▼

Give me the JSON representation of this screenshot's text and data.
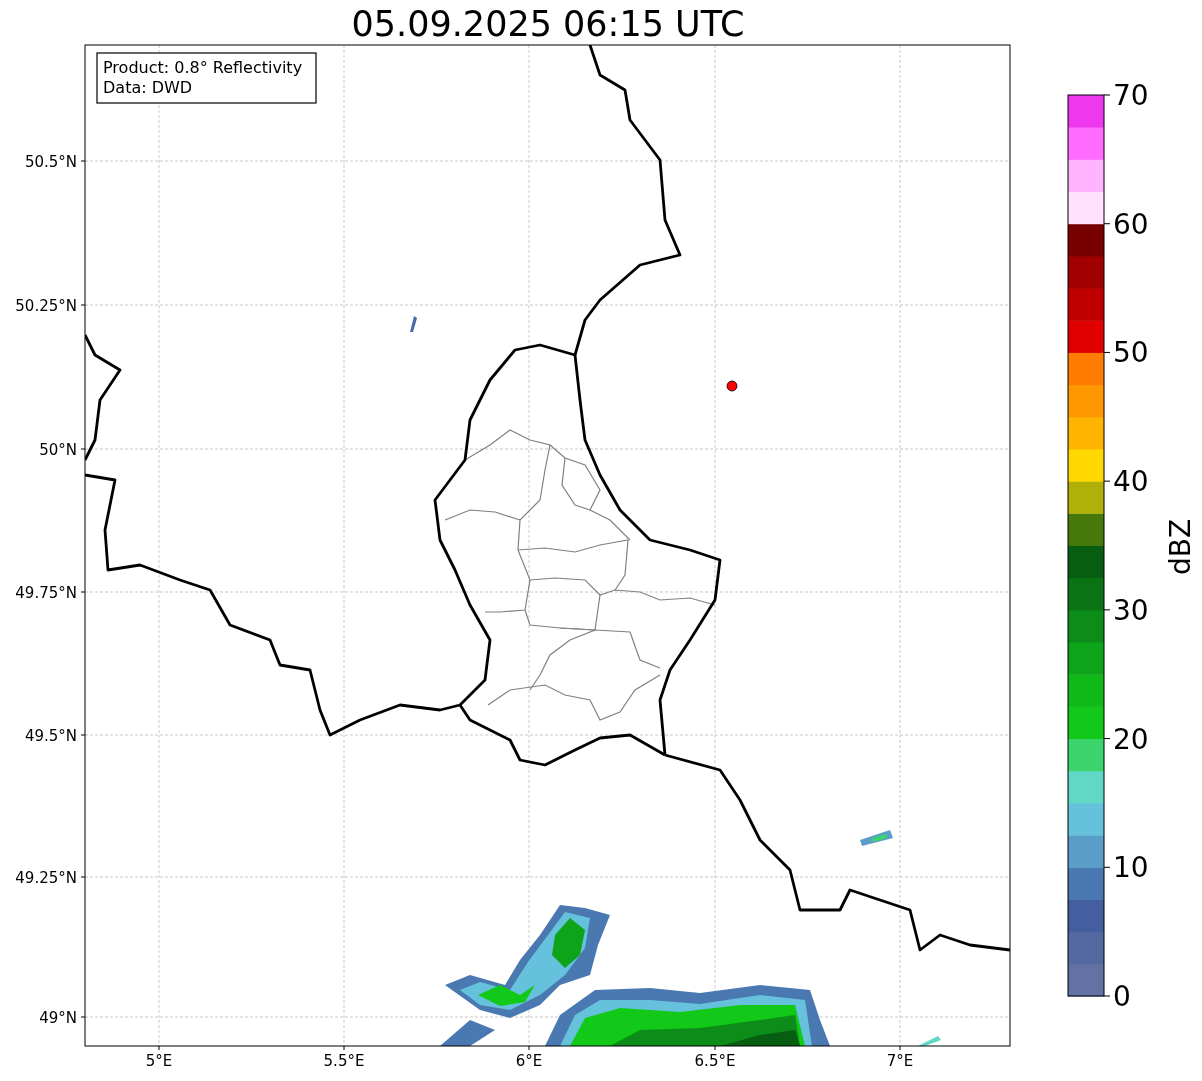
{
  "title": "05.09.2025 06:15 UTC",
  "info": [
    "Product: 0.8° Reflectivity",
    "Data: DWD"
  ],
  "map": {
    "x_ticks": [
      "5°E",
      "5.5°E",
      "6°E",
      "6.5°E",
      "7°E"
    ],
    "y_ticks": [
      "50.5°N",
      "50.25°N",
      "50°N",
      "49.75°N",
      "49.5°N",
      "49.25°N",
      "49°N"
    ]
  },
  "colorbar": {
    "label": "dBZ",
    "ticks": [
      "70",
      "60",
      "50",
      "40",
      "30",
      "20",
      "10",
      "0"
    ],
    "segments": [
      {
        "color": "#6272a4"
      },
      {
        "color": "#53699f"
      },
      {
        "color": "#445ea0"
      },
      {
        "color": "#4a78b0"
      },
      {
        "color": "#5a9ec8"
      },
      {
        "color": "#66c2dc"
      },
      {
        "color": "#5fd8c6"
      },
      {
        "color": "#3cd46c"
      },
      {
        "color": "#12c818"
      },
      {
        "color": "#10b818"
      },
      {
        "color": "#0ea41a"
      },
      {
        "color": "#0c8c18"
      },
      {
        "color": "#0a7414"
      },
      {
        "color": "#085e10"
      },
      {
        "color": "#46780c"
      },
      {
        "color": "#b0b008"
      },
      {
        "color": "#ffd800"
      },
      {
        "color": "#ffb400"
      },
      {
        "color": "#ff9800"
      },
      {
        "color": "#ff7c00"
      },
      {
        "color": "#e00000"
      },
      {
        "color": "#c00000"
      },
      {
        "color": "#a00000"
      },
      {
        "color": "#780000"
      },
      {
        "color": "#ffe0ff"
      },
      {
        "color": "#ffb4ff"
      },
      {
        "color": "#ff6cff"
      },
      {
        "color": "#ee38ee"
      }
    ]
  }
}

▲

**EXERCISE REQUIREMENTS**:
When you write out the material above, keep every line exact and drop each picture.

**RESPONSE TO THIS TASK**:
Give me the JSON representation of this screenshot's text and data.
{
  "title": "05.09.2025 06:15 UTC",
  "info": [
    "Product: 0.8° Reflectivity",
    "Data: DWD"
  ],
  "map": {
    "x_ticks": [
      "5°E",
      "5.5°E",
      "6°E",
      "6.5°E",
      "7°E"
    ],
    "y_ticks": [
      "50.5°N",
      "50.25°N",
      "50°N",
      "49.75°N",
      "49.5°N",
      "49.25°N",
      "49°N"
    ]
  },
  "colorbar": {
    "label": "dBZ",
    "ticks": [
      "70",
      "60",
      "50",
      "40",
      "30",
      "20",
      "10",
      "0"
    ],
    "segments": [
      {
        "color": "#6272a4"
      },
      {
        "color": "#53699f"
      },
      {
        "color": "#445ea0"
      },
      {
        "color": "#4a78b0"
      },
      {
        "color": "#5a9ec8"
      },
      {
        "color": "#66c2dc"
      },
      {
        "color": "#5fd8c6"
      },
      {
        "color": "#3cd46c"
      },
      {
        "color": "#12c818"
      },
      {
        "color": "#10b818"
      },
      {
        "color": "#0ea41a"
      },
      {
        "color": "#0c8c18"
      },
      {
        "color": "#0a7414"
      },
      {
        "color": "#085e10"
      },
      {
        "color": "#46780c"
      },
      {
        "color": "#b0b008"
      },
      {
        "color": "#ffd800"
      },
      {
        "color": "#ffb400"
      },
      {
        "color": "#ff9800"
      },
      {
        "color": "#ff7c00"
      },
      {
        "color": "#e00000"
      },
      {
        "color": "#c00000"
      },
      {
        "color": "#a00000"
      },
      {
        "color": "#780000"
      },
      {
        "color": "#ffe0ff"
      },
      {
        "color": "#ffb4ff"
      },
      {
        "color": "#ff6cff"
      },
      {
        "color": "#ee38ee"
      }
    ]
  }
}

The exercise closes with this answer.